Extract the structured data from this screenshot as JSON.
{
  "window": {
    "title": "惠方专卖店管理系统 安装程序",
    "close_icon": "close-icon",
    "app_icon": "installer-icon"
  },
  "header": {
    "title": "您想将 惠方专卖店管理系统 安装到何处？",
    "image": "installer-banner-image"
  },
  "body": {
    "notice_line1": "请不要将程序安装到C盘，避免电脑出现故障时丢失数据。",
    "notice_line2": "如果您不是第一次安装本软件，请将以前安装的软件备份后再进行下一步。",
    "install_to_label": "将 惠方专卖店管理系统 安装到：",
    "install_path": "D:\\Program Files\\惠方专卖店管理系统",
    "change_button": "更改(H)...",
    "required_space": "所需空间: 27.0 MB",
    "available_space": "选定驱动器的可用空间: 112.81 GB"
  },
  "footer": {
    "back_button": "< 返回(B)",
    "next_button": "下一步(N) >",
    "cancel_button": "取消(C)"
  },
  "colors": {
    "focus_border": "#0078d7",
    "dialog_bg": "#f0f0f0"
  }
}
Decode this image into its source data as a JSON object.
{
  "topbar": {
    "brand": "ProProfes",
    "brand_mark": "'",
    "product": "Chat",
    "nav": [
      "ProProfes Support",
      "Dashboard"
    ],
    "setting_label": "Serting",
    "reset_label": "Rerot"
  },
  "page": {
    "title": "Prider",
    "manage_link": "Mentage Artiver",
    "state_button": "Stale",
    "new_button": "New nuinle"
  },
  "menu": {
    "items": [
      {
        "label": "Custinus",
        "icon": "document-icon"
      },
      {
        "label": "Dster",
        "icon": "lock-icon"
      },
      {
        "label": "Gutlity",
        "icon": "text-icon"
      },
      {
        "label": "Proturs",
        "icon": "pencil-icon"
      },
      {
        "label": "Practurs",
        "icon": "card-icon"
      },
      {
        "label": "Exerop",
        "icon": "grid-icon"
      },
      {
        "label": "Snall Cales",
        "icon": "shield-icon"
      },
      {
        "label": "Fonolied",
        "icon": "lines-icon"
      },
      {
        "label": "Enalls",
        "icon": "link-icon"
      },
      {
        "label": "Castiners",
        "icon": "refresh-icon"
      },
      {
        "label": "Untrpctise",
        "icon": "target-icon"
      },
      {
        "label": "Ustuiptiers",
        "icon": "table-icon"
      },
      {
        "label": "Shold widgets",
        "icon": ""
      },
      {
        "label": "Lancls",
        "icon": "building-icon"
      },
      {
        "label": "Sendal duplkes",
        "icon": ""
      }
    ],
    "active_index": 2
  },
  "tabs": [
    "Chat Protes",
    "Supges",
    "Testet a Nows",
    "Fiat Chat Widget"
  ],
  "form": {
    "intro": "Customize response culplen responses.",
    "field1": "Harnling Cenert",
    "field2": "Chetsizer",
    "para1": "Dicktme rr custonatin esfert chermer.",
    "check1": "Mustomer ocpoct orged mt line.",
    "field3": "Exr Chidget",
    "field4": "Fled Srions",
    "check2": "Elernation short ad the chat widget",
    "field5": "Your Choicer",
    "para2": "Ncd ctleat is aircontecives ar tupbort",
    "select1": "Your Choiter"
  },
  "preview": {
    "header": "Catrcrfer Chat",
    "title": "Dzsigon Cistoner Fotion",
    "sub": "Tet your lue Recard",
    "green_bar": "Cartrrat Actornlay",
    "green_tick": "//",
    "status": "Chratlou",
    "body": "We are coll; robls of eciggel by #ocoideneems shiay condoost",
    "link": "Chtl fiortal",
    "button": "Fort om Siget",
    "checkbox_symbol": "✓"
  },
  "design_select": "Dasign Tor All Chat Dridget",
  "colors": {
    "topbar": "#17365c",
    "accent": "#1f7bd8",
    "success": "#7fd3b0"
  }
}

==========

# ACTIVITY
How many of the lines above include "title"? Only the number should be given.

# PROBLEM SOLUTION
4